== What is being asked ==
Look through the data below and, wherever a line carries the word "value", please copy that line.

== Entries supplied ==

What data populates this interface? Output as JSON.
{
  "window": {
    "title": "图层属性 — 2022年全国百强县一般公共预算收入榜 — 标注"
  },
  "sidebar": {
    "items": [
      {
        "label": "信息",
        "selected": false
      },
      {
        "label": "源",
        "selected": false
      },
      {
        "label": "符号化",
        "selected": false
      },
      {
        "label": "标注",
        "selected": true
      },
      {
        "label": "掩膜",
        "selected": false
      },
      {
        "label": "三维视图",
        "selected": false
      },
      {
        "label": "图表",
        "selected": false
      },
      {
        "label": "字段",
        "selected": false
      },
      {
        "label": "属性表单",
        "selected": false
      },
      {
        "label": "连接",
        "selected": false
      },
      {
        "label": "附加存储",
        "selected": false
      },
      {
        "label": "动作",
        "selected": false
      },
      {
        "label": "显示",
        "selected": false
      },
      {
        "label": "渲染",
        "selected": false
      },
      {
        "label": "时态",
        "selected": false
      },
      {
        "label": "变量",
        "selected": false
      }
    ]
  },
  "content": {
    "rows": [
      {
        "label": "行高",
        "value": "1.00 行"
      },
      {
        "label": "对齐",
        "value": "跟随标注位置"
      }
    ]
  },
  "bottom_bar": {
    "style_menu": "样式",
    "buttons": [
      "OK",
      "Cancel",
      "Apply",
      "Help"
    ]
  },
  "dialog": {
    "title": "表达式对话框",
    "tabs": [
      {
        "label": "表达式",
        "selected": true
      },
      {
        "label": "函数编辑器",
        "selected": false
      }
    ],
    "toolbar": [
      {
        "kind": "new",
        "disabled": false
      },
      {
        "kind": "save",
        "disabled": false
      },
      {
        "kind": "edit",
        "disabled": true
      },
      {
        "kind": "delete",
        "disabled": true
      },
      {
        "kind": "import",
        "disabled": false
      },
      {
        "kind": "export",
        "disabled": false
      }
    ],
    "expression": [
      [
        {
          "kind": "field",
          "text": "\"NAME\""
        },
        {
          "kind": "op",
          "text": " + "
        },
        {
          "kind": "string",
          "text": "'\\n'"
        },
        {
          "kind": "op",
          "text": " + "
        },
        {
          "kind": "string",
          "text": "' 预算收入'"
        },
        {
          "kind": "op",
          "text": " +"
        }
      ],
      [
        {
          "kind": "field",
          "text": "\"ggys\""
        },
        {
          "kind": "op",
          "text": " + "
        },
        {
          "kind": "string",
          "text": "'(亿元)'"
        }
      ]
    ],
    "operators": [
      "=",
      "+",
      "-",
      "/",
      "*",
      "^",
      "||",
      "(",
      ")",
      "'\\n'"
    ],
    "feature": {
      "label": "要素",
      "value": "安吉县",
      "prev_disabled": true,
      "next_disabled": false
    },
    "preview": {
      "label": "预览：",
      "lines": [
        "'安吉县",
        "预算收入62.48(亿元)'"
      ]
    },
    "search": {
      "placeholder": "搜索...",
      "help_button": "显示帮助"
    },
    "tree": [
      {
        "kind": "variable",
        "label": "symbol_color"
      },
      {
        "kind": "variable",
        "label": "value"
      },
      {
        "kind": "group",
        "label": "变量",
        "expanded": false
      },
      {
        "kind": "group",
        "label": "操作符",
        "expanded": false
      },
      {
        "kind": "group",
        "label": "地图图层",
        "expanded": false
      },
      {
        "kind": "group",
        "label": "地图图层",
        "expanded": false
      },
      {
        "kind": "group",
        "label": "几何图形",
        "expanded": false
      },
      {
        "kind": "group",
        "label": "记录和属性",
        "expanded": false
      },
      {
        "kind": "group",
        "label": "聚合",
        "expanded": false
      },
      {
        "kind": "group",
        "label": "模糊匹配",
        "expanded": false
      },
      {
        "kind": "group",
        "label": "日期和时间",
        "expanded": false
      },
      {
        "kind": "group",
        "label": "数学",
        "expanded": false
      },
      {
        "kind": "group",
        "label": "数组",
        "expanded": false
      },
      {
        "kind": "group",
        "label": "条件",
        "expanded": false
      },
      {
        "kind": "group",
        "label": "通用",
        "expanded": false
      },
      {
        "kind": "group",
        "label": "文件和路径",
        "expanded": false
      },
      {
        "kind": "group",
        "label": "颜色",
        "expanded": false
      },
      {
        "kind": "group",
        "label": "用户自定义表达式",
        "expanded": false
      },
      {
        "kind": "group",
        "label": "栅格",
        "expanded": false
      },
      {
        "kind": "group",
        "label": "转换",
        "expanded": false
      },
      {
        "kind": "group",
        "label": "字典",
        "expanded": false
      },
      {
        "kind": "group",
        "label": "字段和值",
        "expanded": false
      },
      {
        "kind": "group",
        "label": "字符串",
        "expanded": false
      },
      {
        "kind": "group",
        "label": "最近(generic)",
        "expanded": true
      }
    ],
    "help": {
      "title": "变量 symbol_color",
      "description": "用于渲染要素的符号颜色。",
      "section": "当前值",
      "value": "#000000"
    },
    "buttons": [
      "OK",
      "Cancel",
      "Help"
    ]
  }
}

== Your solution ==
        "value": "1.00 行"
        "value": "跟随标注位置"
      "value": "安吉县",
        "label": "value"
      "value": "#000000"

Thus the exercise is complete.